Haut Carles is best served at 15.5 degrees Celsius, 60 degrees Fahrenheit. The cool, almost cellar temperature gives the wine more freshness and lift. Young vintages can be decanted for up to 1 hour. This allows the wine to soften and open its perfume. Older vintages might need very little decanting, just enough to remove the sediment. Haut Carles is best paired with all types of classic meat dishes, veal, pork, beef, lamb, duck, game, roast chicken, roasted, braised and grilled dishes. Haut Carles is also good when matched with Asian dishes, rich fish courses like tuna, mushrooms and pasta.
Haut Carles is the high end, cuvee of Chateau de Carles. Haut Carles is produced using 100% Merlot from their best parcels. Haut Carles made its debut with the 1994 Bordeaux vintage. Jean Luc Thunevin and Alain Raynaud act as the consultants. Jean Philippe Fort is also involved with the property. On average, the production ranges quite a bit, from a low of 1,800 cases, up to 3,600 cases, depending on the quality and character of the vintage. There is a second wine, Chateau de Carles.
Haut-Carles Wine Tasting Notes
10 Vintages 21402 Views Sort Vintage Rating
2016 Haut-Carles ( Fronsac)
Medium bodied, with a licorice and spicy, cherry griotte core of fruit, the dark cocoa and juicy berries come out in the finish.
Apr 29, 2017points - Tasted 740 Views
2015 Haut-Carles ( Fronsac)
Rich, silky, plush, ripe fresh galore, with silky tannins, freshness, concentration and a rich, polished texture in the sweet, fruit filled finish.
Apr 29, 2016points - Tasted 1366 Views
2014 Haut-Carles ( Fronsac)
Medium bodied, lighter than usual, with a reliance on its licorice and red fruit. Round textured and forward, this is still quite oaky. More time might help a bit.
Jul 10, 2017points - Tasted 552 Views
2013 Haut-Carles ( Fronsac)
With some depth of color for the vintage, the cherry griotte, licorice and oaky, round, medium bodied wine ends with black raspberry, oak and cherry. 88-90 Pts
May 1, 2014points - Tasted 1709 Views
2012 Haut-Carles ( Fronsac)
Forward, round and supple in texture, with a smoky, cherry dominated nose, the wine tastes like a mouthful of sweet, juicy, chocolate covered cherries and black licorice. This is uncomplicated, yet fun to drink.
May 15, 2015points - Tasted 2048 Views
Spicy red and black fruits, sweet, ripe and rich in texture, the wine is packed with layers of ripe, fresh, jammy berries. 89-91 Pts
Apr 26, 2013points - Tasted 2340 Views
2011 Haut-Carles ( Fronsac)
Coffee, black pepper, dark red berries, medium bodied and a spicy, red fruit finish are found on this well-priced wine. 86-89 Pts
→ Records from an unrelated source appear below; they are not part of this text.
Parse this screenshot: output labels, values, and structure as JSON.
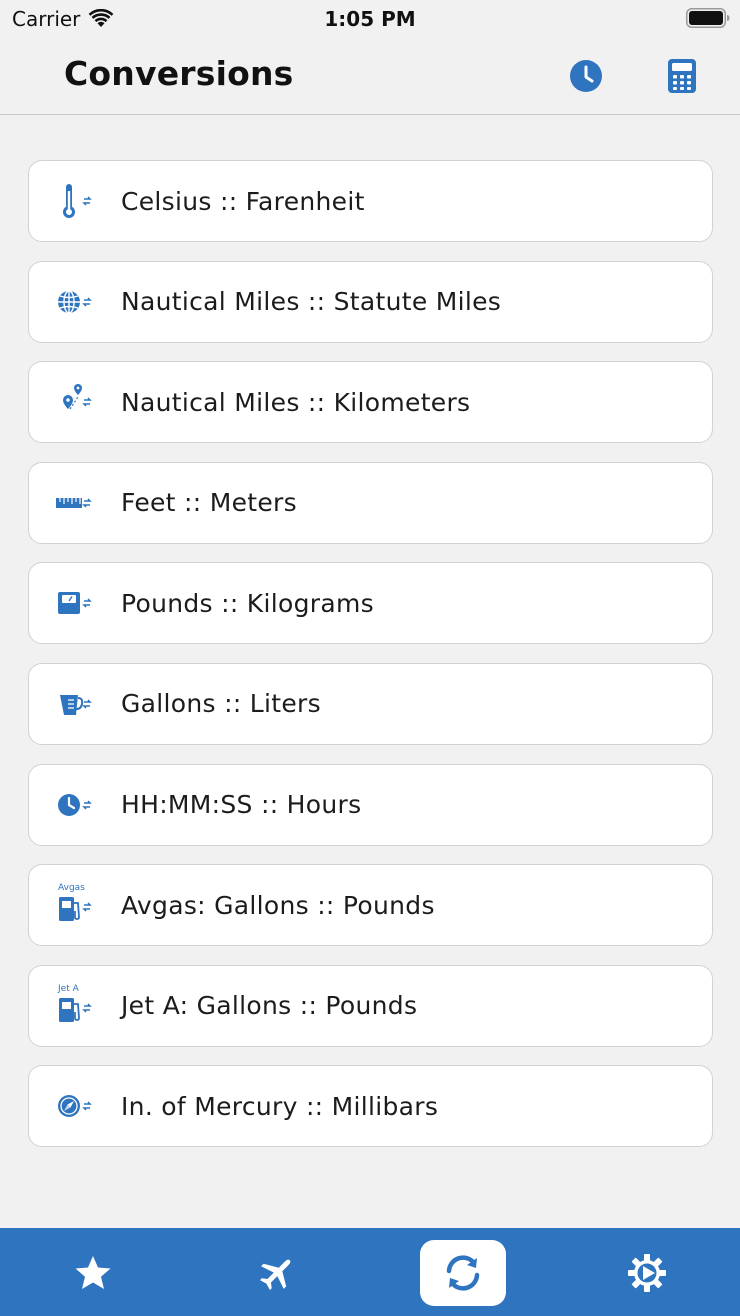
{
  "status_bar": {
    "carrier": "Carrier",
    "time": "1:05 PM"
  },
  "nav": {
    "title": "Conversions",
    "history_icon": "clock-icon",
    "calculator_icon": "calculator-icon"
  },
  "colors": {
    "accent": "#2f74bf",
    "background": "#f1f1f2",
    "card": "#ffffff"
  },
  "conversions": [
    {
      "label": "Celsius :: Farenheit",
      "icon": "thermometer-icon"
    },
    {
      "label": "Nautical Miles :: Statute Miles",
      "icon": "globe-icon"
    },
    {
      "label": "Nautical Miles :: Kilometers",
      "icon": "route-pins-icon"
    },
    {
      "label": "Feet :: Meters",
      "icon": "ruler-icon"
    },
    {
      "label": "Pounds :: Kilograms",
      "icon": "scale-icon"
    },
    {
      "label": "Gallons :: Liters",
      "icon": "measuring-cup-icon"
    },
    {
      "label": "HH:MM:SS :: Hours",
      "icon": "clock-icon"
    },
    {
      "label": "Avgas: Gallons :: Pounds",
      "icon": "fuel-pump-icon",
      "icon_caption": "Avgas"
    },
    {
      "label": "Jet A: Gallons :: Pounds",
      "icon": "fuel-pump-icon",
      "icon_caption": "Jet A"
    },
    {
      "label": "In. of Mercury :: Millibars",
      "icon": "compass-gauge-icon"
    }
  ],
  "tabs": [
    {
      "name": "favorites",
      "icon": "star-icon",
      "active": false
    },
    {
      "name": "flight",
      "icon": "airplane-icon",
      "active": false
    },
    {
      "name": "conversions",
      "icon": "sync-arrows-icon",
      "active": true
    },
    {
      "name": "settings",
      "icon": "gear-icon",
      "active": false
    }
  ]
}
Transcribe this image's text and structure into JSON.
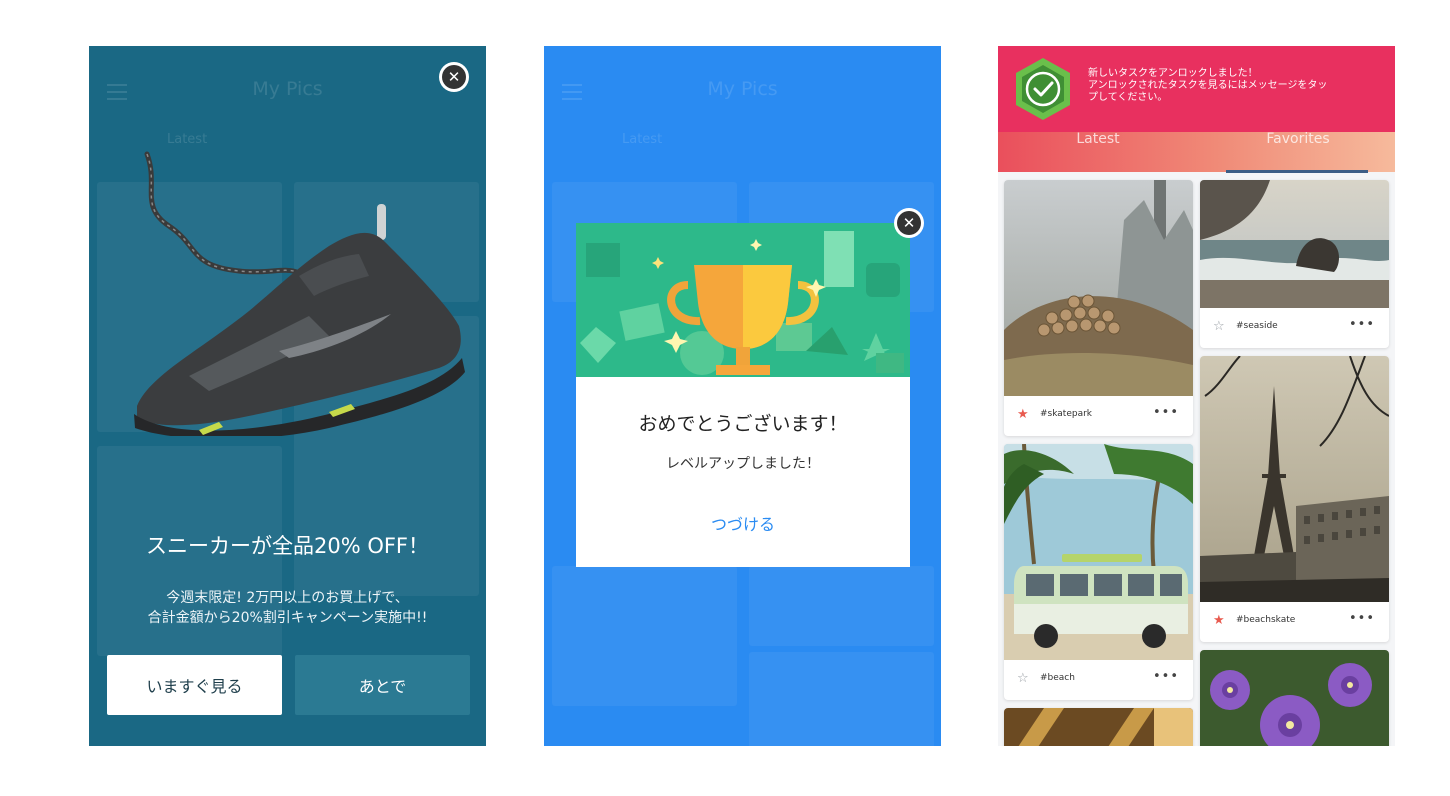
{
  "screens": {
    "promo": {
      "close_glyph": "✕",
      "title": "スニーカーが全品20% OFF！",
      "body_line1": "今週末限定! 2万円以上のお買上げで、",
      "body_line2": "合計金額から20%割引キャンペーン実施中!!",
      "primary_button": "いますぐ見る",
      "secondary_button": "あとで",
      "bg_app_title": "My Pics",
      "bg_tab_latest": "Latest",
      "background_color": "#1a6884"
    },
    "achievement": {
      "close_glyph": "✕",
      "title": "おめでとうございます！",
      "subtitle": "レベルアップしました！",
      "action": "つづける",
      "bg_app_title": "My Pics",
      "bg_tab_latest": "Latest",
      "background_color": "#2a8bf2",
      "accent_color": "#2a8bf2"
    },
    "feed": {
      "notification": {
        "line1": "新しいタスクをアンロックしました！",
        "line2": "アンロックされたタスクを見るにはメッセージをタッ",
        "line3": "プしてください。",
        "background_color": "#e8305f"
      },
      "tabs": {
        "latest": "Latest",
        "favorites": "Favorites"
      },
      "cards": [
        {
          "tag": "#skatepark",
          "favorited": true,
          "icon": "star-filled-icon"
        },
        {
          "tag": "#seaside",
          "favorited": false,
          "icon": "star-outline-icon"
        },
        {
          "tag": "#beachskate",
          "favorited": true,
          "icon": "star-filled-icon"
        },
        {
          "tag": "#beach",
          "favorited": false,
          "icon": "star-outline-icon"
        }
      ],
      "more_glyph": "•••"
    }
  }
}
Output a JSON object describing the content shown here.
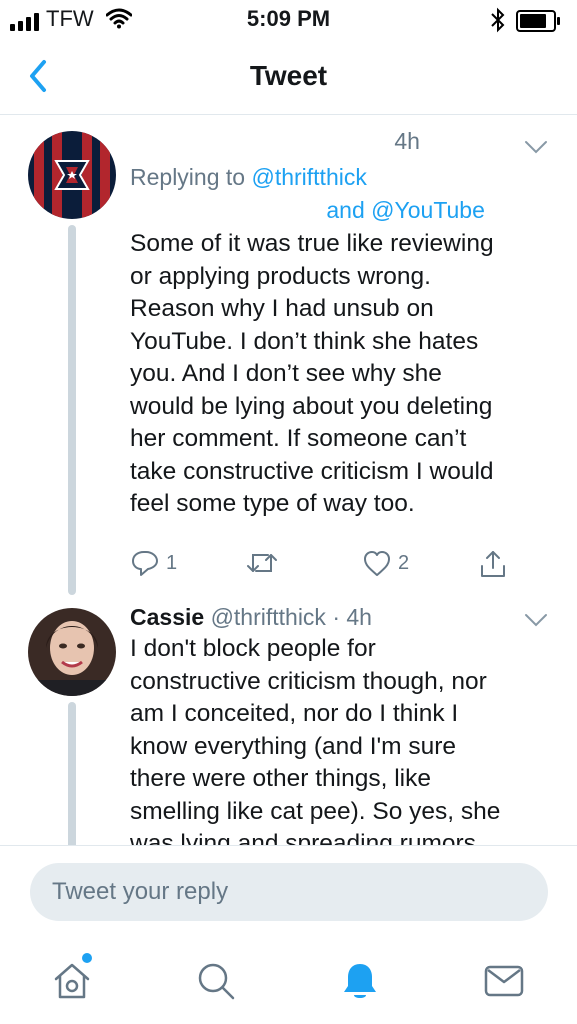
{
  "status_bar": {
    "carrier": "TFW",
    "time": "5:09 PM"
  },
  "navbar": {
    "title": "Tweet",
    "back_icon": "chevron-left-icon"
  },
  "tweets": [
    {
      "name": "",
      "handle": "",
      "time": "4h",
      "replying_prefix": "Replying to",
      "replying_to": "@thriftthick",
      "replying_and": "and",
      "replying_also": "@YouTube",
      "text_lines": [
        "Some of it was true like reviewing",
        "or applying products wrong.",
        "Reason why I had unsub on",
        "YouTube. I don’t think she hates",
        "you. And I don’t see why she",
        "would be lying about you deleting",
        "her comment. If someone can’t",
        "take constructive criticism I would",
        "feel some type of way too."
      ],
      "reply_count": "1",
      "retweet_count": "",
      "like_count": "2"
    },
    {
      "name": "Cassie",
      "handle": "@thriftthick",
      "separator": "·",
      "time": "4h",
      "text_lines": [
        "I don't block people for",
        "constructive criticism though, nor",
        "am I conceited, nor do I think I",
        "know everything (and I'm sure",
        "there were other things, like",
        "smelling like cat pee). So yes, she",
        "was lying and spreading rumors"
      ]
    }
  ],
  "reply_bar": {
    "placeholder": "Tweet your reply"
  },
  "tab_bar": {
    "items": [
      "home-icon",
      "search-icon",
      "notifications-icon",
      "messages-icon"
    ],
    "active": "notifications-icon"
  },
  "colors": {
    "accent": "#1da1f2",
    "secondary_text": "#657786",
    "thread_line": "#ccd6dd",
    "divider": "#e1e8ed"
  }
}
Mar 16, 2012points - Tasted 1960 Views
2010 Haut-Carles ( Fronsac)
Licorice, black and blue fruits, vanilla and coffee bean scents, fleshy, plush textures and a sweet, black cherry jam and mocha filled finish are found in this fun to drink, modern styled wine.
May 7, 2013points - Tasted 2957 Views
2009 Haut-Carles ( Fronsac)
This is a delicious, ready to drink, Bordeaux value wine filled with licorice, jammy, juicy berries and chocolate. It's rich, round, ripe and already fun to drink.
Feb 20, 2013points - Tasted 3333 Views
2008 Haut-Carles ( Fronsac)
With a nose of licorice, plums and spice, this generous, round, sweet wine ends with a wave of cherries. Already open and enjoyable, this is another solid, Bordeaux value wine for drinking in its youth.
Mar 12, 2012points - Tasted 2068 Views
2005 Haut-Carles ( Fronsac)
This fun, easy to like, well priced, crowd pleasing Bordeaux wine offers plush textures and a perfume filled with ripe, jammy berries, licorice and earth. There is no reason to hold this wine any longer.
Feb 9, 2012points - Tasted 2329 Views